Protecting Your Server Against Fileless RCE
Website protection against these attacks begins with secure applications. When you use an application from a vendor, install all security patches promptly. Criminals learn about vulnerabilities and target unpatched Web applications.
Your own applications should filter all inputs so that the parser doesn't receive intentionally malformed ones. SQL injection and buffer overflow attacks similarly use invalid inputs to trick the application into misinterpreting them.
Don't allow executable code in request parameters or cookies. Requests should give information to server-side code. Getting code in parameters may make the application more flexible, but the risk isn't acceptable.
Developers make mistakes, though. In spite of their best efforts, they can leave vulnerabilities in the code. Defense in depth requires stopping malicious packets before they reach the application.

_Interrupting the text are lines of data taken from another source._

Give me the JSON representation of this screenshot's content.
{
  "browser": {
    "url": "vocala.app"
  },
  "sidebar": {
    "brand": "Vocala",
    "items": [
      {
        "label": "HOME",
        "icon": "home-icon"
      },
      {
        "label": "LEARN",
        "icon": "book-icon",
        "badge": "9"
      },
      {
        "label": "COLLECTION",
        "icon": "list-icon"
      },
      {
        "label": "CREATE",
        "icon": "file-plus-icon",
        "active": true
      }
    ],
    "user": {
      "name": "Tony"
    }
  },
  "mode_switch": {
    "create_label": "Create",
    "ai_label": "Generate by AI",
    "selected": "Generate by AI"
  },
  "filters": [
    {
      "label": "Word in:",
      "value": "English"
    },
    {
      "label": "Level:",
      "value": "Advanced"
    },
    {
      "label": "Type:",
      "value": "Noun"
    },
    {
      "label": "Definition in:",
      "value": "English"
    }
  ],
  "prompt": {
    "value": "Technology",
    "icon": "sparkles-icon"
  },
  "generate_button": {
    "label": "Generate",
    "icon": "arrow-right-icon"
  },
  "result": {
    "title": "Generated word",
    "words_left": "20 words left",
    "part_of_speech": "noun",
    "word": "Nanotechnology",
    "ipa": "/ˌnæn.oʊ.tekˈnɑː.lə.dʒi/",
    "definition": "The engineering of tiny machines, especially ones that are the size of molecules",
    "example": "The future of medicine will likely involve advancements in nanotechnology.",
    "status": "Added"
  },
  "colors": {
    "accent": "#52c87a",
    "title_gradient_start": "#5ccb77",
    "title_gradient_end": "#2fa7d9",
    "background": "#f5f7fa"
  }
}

If your anti-malware tools look only for suspicious files, they won't give you enough protection. You need a web application firewall (WAF) that will shield your applications from malicious requests. Quttera's WAF gives you this kind of cybersecurity defense, spotting suspicious requests and keeping them from reaching the server. The Quttera WAF is part of the ThreatSign platform, which guards against attacks and spots any sign of a breach. Sign up today and enjoy the feeling of increased confidence that your site will run securely.